Skip to main content
A biannual publication offering insights into the use of digital historical collections

Boston Gazette

A "Doubtful and Dangerous Practice": The 1721 Boston Inoculation Controversy, and Uncovering African Medical Knowledge in Early American Newspapers

In 1721, residents of Boston began to fall ill with smallpox, in what would become the city’s sixth such epidemic since 1630. At this time, neither physicians nor laypeople conceptualized disease in terms of discrete entities such as germs or viruses; instead, they held that illness originated in physical imbalances...

Digging Up Crime Stories from America's Past: Tips and Technique from a Librarian-Scholar

As a librarian, I love to recommend the perfect Boolean search phrase to unearth the exact documents wanted, but as a writer who digs up stories from America’s criminal past, I generally find myself using simple search phrases. This search strategy, however, does not mean that I conduct simple searches...

Slinging Mud and Talking Trash: The Gutter Age of American Journalism

The Golden Age of America's founding was also the gutter age of American journalism. It seems a remarkable paradox. And the Founding Fathers were both the perpetrators and the victims of this brand of journalism. The Declaration of Independence was literature, but the New England Courant talked trash. The Constitution...

On the Trail of Crispus Attucks: Investigating a Victim of the Boston Massacre

If American history students can name any victim of the Boston Massacre, it is almost certainly Crispus Attucks. He became a symbol of African-American patriotism for the Abolitionists of the 1800s and for civil rights activists of the 1900s. Yet Attucks' name doesn't appear in the first newspaper reports about...

Stay in Touch

Receive product news, special offers and invitations, or the acclaimed Readex Report

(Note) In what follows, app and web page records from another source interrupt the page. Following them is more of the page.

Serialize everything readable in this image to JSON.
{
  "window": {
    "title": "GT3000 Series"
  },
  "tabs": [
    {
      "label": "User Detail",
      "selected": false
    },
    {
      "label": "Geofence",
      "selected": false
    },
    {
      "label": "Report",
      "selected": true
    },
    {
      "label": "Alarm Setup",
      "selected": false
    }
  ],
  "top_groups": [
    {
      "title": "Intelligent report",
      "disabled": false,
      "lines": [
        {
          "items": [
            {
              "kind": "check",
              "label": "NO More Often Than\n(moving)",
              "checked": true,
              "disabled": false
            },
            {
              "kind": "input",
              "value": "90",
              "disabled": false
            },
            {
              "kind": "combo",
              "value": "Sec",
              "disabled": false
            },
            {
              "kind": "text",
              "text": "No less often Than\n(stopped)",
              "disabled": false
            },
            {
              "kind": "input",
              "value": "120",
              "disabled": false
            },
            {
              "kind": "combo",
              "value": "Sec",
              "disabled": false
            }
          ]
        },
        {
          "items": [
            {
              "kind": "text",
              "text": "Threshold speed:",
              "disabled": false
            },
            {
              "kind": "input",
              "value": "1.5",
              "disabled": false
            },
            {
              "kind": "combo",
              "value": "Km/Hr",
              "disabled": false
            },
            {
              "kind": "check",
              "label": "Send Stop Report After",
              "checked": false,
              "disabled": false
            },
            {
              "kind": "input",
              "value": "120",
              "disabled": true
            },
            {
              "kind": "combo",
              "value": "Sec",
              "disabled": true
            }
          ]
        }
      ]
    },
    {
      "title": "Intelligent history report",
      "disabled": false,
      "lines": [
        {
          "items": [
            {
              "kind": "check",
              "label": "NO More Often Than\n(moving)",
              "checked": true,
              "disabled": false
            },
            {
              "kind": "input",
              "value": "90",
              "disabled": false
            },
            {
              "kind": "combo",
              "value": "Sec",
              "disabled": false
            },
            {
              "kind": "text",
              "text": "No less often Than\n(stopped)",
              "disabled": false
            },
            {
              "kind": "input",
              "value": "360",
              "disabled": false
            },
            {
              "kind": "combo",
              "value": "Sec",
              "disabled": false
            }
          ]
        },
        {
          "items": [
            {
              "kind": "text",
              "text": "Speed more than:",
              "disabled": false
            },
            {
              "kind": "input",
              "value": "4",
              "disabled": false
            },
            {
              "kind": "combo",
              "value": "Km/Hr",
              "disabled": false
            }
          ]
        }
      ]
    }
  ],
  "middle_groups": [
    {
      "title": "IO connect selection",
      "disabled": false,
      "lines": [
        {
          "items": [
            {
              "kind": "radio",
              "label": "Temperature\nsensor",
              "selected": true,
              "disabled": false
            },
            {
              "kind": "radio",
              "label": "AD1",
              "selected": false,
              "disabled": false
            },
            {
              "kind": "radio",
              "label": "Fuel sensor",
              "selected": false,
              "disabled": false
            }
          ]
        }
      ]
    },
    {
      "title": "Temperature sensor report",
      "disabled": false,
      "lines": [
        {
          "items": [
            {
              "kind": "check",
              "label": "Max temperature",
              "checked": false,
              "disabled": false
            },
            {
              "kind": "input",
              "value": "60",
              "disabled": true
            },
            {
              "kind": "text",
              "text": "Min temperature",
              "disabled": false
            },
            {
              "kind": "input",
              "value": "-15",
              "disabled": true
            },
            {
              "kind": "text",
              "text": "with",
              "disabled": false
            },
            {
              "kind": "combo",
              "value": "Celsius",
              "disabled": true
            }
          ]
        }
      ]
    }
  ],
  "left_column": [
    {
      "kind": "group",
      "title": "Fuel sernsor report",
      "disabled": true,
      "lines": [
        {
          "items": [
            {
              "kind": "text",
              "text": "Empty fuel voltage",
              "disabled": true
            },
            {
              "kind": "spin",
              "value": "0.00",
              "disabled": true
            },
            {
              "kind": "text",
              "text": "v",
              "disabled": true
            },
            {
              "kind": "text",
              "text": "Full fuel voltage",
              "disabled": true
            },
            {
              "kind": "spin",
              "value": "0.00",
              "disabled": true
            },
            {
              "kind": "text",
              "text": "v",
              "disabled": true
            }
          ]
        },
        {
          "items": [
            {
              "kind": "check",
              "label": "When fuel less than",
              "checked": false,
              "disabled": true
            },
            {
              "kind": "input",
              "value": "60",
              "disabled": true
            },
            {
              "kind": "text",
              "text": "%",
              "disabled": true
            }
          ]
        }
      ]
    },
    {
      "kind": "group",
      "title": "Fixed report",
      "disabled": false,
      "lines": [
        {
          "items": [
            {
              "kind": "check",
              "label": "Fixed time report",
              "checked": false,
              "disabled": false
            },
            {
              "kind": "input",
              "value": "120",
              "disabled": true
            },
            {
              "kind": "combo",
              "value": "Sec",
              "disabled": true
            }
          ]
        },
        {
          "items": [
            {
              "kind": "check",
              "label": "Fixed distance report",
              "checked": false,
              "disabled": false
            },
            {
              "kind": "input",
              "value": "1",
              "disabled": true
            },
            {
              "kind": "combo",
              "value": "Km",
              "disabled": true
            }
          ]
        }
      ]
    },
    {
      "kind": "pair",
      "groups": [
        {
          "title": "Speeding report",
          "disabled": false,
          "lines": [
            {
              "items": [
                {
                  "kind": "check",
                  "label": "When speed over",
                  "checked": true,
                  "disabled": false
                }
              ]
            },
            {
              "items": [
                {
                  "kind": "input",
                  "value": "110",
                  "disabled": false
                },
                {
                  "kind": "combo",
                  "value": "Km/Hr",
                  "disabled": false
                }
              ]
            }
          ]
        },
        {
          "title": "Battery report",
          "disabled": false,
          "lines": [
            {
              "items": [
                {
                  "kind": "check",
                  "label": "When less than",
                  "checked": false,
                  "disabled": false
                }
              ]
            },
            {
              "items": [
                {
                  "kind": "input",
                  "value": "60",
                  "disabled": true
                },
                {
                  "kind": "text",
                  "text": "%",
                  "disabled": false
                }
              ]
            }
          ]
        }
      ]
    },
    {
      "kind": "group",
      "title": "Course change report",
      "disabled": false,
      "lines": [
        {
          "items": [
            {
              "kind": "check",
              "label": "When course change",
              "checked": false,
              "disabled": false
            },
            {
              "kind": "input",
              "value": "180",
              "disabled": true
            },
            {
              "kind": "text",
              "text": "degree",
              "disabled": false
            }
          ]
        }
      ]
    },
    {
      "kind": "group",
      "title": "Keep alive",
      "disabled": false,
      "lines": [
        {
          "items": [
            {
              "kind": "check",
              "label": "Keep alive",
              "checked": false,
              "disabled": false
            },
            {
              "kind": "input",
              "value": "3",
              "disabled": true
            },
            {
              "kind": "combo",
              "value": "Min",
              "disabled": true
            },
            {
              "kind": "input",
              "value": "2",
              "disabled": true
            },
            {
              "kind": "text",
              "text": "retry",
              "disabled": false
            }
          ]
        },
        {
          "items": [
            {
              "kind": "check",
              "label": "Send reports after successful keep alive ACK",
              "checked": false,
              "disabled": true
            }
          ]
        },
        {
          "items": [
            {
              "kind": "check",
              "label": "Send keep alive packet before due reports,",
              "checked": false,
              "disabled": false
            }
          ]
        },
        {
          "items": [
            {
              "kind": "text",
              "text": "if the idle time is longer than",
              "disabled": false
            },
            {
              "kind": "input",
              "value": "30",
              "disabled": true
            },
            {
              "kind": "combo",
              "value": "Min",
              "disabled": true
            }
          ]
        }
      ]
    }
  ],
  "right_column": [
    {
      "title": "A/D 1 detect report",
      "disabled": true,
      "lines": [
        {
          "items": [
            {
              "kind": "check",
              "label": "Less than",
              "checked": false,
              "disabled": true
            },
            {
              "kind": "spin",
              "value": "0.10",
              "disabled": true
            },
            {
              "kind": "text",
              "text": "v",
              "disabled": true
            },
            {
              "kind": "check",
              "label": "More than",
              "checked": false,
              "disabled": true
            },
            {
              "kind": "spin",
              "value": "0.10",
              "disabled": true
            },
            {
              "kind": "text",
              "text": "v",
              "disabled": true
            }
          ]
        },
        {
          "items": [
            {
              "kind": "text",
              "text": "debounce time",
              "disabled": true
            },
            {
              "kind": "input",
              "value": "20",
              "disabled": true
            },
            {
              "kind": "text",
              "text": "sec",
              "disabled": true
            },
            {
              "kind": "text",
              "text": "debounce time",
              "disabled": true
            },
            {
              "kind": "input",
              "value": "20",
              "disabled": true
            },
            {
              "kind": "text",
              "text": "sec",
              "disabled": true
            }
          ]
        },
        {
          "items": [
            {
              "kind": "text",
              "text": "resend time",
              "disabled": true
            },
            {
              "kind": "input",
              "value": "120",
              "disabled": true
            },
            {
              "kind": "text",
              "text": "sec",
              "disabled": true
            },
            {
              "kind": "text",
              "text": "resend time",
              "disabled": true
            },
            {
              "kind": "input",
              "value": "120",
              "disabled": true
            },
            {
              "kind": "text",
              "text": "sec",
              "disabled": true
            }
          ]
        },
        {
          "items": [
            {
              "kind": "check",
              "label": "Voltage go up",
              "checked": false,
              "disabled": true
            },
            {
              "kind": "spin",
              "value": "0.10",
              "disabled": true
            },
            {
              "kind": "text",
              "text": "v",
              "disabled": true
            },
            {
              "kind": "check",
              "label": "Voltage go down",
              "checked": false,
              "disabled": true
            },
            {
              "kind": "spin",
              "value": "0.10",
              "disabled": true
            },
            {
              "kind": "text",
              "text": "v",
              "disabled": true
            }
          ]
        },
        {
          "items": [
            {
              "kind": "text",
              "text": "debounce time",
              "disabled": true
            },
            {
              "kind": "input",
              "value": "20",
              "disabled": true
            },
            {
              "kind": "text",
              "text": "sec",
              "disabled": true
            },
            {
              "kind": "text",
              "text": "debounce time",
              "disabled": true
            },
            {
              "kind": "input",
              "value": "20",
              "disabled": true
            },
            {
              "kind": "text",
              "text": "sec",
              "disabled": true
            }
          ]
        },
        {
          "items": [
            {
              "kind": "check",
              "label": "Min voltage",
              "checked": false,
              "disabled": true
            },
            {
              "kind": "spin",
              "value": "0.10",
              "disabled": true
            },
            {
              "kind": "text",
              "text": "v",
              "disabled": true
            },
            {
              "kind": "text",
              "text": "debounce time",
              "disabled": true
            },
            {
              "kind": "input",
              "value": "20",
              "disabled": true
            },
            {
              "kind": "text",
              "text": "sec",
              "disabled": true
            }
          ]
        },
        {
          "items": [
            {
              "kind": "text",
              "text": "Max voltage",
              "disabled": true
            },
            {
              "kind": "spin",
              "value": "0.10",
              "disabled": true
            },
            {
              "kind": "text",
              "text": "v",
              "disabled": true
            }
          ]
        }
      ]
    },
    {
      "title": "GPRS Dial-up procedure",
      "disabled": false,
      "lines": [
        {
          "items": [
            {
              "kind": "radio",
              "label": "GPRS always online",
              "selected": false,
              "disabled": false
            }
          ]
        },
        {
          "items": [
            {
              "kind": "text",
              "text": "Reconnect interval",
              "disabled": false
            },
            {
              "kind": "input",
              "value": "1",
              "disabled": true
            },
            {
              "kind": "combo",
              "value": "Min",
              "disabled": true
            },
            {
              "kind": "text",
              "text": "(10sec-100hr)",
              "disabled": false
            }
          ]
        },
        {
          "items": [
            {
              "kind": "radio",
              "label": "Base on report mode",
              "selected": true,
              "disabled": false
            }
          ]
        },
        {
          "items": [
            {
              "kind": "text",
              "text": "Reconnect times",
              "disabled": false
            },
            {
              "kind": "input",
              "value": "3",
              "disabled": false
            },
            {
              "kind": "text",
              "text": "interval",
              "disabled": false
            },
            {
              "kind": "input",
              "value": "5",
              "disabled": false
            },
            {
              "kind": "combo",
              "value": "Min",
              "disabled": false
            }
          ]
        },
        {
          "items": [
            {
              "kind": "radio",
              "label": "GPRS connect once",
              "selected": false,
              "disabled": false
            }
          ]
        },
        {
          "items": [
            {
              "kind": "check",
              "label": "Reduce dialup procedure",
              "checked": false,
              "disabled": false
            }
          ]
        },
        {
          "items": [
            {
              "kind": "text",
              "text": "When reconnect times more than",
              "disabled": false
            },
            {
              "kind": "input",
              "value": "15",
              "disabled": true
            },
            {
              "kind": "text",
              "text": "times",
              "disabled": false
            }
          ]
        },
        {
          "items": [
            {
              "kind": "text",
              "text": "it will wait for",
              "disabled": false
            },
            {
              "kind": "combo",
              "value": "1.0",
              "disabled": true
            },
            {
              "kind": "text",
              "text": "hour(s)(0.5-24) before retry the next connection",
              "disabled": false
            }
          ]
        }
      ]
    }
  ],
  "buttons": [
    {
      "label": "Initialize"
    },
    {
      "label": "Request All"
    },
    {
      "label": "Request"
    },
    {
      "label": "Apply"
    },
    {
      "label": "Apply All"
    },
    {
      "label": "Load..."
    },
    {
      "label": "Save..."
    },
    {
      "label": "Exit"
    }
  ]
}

Sign Up

By clicking "Sign Up", you acknowledge that you have read and understand our Privacy Policy and Terms of Use.